It is our conclusion that the reasoning and conclusion in the McCoy decision is inapposite to the instant case. Unlike the statute involved in McCoy, I.C. § 19-2520 does not by its terms make the carrying of a firearm during a felony a separate felony nor fix a mandatory sentence for such additional crime (see Wayne County Prosecutor v. Recorders Court Judge, 406 Mich. 374, 280 N.W.2d 793 (1979)), nor does it remove the sentencing court's authority under I.C. § 19-2601 to commute, suspend or withhold a sentence. Rather, in scope and application, I.C. § 19-2520 can be analogized to the habitual offender statute, which this court has found to be constitutional. Balla v. State, 98 Idaho 344, 563 P.2d 402 (1977); Clark v. State, 92 Idaho 827, 452 P.2d 54 (1969); State v. Dunn, 91 Idaho 870, 434 P.2d 88 (1967); State v. Johnson, 86 Idaho 51, 383 P.2d 326 (1963); State v. Prince, 64 Idaho 343, 132 P.2d 146 (1942); In re Bates, 63 Idaho 748, 125 P.2d 1017 (1942).

The habitual offender statute, I.C. § 19-2514, provides as follows:

"Any person convicted for the third time of the commission of a felony, whether the previous convictions were had within the state of Idaho or were had outside the state of Idaho, shall be considered a persistent violator of law, and on such third conviction shall be sentenced to a term in the custody of the state board of correction which term shall be for not less than five (5) years and said term may extend to life."

In summary, I.C. § 19-2520 simply renders a person convicted of certain felonies liable to punishment in excess of that which might have been imposed upon him had he not used or possessed a firearm in the commission of the crime.

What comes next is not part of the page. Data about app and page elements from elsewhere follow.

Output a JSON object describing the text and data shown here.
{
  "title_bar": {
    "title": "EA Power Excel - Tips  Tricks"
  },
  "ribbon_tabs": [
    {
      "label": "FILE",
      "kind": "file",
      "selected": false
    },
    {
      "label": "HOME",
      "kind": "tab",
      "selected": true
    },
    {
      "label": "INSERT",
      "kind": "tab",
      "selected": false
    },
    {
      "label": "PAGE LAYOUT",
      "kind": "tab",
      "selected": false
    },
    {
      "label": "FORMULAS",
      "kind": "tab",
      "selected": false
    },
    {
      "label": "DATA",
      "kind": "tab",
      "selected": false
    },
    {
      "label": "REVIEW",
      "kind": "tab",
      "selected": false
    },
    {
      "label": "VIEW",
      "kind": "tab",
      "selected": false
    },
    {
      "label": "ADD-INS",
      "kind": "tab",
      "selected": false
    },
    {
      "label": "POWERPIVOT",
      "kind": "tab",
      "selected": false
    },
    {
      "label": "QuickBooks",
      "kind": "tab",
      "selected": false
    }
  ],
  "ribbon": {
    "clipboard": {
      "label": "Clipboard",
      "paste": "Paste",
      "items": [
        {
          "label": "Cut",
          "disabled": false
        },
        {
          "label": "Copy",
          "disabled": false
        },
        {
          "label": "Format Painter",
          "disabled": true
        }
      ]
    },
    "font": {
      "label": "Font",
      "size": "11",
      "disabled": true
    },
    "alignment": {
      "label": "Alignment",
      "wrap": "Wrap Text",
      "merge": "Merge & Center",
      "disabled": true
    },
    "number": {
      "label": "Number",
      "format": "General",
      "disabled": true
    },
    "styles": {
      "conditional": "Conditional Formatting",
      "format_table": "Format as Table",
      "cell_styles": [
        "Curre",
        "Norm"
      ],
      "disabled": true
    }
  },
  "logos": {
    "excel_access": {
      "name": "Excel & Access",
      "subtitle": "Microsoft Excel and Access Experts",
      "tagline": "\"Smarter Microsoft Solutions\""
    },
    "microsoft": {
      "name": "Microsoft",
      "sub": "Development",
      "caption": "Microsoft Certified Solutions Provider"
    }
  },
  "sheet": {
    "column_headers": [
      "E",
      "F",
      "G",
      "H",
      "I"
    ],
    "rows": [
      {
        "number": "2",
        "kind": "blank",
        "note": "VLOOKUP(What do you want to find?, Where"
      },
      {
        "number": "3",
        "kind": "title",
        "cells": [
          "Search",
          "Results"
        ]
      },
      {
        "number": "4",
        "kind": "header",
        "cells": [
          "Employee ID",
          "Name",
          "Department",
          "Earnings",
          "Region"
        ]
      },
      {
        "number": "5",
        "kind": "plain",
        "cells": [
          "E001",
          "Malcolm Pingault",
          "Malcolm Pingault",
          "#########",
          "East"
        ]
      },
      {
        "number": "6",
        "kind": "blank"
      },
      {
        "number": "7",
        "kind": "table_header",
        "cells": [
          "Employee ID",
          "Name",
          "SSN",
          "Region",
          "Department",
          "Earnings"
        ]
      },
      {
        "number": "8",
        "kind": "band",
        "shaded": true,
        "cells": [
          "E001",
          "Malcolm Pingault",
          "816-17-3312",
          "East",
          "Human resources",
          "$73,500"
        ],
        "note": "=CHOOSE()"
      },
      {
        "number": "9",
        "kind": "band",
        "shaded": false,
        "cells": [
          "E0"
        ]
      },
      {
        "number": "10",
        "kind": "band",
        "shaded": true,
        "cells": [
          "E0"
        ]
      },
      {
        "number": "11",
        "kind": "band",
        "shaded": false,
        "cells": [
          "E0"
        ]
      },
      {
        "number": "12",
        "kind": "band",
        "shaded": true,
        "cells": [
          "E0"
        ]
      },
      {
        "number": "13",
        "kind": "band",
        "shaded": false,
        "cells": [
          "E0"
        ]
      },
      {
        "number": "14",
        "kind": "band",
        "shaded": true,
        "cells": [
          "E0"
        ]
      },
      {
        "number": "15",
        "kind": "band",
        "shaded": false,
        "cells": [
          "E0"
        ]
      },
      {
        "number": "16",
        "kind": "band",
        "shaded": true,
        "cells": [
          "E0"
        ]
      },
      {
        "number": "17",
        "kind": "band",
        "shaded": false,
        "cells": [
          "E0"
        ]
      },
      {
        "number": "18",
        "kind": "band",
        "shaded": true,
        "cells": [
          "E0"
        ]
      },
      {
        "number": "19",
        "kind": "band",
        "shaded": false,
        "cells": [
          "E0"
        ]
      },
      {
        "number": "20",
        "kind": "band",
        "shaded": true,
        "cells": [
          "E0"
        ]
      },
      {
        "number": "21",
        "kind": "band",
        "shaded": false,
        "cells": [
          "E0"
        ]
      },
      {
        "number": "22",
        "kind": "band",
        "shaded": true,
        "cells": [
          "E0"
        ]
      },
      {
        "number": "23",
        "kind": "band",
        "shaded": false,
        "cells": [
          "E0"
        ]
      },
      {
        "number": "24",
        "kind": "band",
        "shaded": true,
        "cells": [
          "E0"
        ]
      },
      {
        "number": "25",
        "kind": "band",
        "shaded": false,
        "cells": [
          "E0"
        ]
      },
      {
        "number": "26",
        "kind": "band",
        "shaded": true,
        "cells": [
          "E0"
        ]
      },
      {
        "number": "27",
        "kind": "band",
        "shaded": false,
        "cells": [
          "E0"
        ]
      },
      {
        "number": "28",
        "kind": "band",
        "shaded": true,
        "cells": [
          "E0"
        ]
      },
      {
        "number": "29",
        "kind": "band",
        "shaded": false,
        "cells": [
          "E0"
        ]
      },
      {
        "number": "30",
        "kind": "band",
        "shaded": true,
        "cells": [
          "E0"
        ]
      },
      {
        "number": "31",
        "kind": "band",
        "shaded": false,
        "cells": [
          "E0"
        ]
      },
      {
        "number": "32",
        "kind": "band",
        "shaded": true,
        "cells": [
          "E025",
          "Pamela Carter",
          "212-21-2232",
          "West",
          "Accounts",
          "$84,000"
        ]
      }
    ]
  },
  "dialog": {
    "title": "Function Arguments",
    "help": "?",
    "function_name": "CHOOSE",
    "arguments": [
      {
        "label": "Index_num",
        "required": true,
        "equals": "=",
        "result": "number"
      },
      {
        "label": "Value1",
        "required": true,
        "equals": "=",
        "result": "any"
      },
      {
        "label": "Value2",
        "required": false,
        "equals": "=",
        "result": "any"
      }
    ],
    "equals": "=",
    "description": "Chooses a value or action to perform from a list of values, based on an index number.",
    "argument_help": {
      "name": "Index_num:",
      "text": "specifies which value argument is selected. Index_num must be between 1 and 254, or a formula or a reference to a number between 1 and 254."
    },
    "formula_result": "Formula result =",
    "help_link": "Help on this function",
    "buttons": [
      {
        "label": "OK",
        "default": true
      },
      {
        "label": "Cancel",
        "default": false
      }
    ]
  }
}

It in no way infringes upon the authority of a court to commute, suspend or withhold a sentence as provided by I.C. § 19-2601.

Idaho Constitution, Art. 5, § 13, was amended November 7, 1978, to provide "that the legislature can provide mandatory minimum sentences for any crimes . . . ." The crime involved here was committed on August 30, 1978. Cardona argues that application of the amendment to this case would constitute imposition of an ex post facto law. In view of our holding that I.C. § 19-2520 is constitutional, we need not address the effect of the amendment to Art. 5, § 13, of the Idaho Constitution.

There is no constitutional conflict as was found in the case of State v. McCoy, supra.

The judgment of conviction and sentence is affirmed.

Summaries of

State v. Cardona

Supreme Court of Idaho
Nov 19, 1981
102 Idaho 668 (Idaho 1981)

In State v. Cardona, 102 Idaho 668, 637 P.2d 1164 (1981), the Supreme Court held the rule of McCoy inapposite to I.C. § 19-2520.

Summary of this case from State v. Grob
Case details for

State v. Cardona

Case Details

Full title:STATE of Idaho, Plaintiff-Respondent, v. Genaro CARDONA…

Court:Supreme Court of Idaho

Date published: Nov 19, 1981


102 Idaho 668 (Idaho 1981)
637 P.2d 1164

Citing Cases

State v. Passons

This Court has previously explained that section 19-2520 "does not prescribe a new offense but provides only…

State v. Smith

I.C. § 19-2520 does not prescribe a new offense but provides only for the imposition of additional punishment…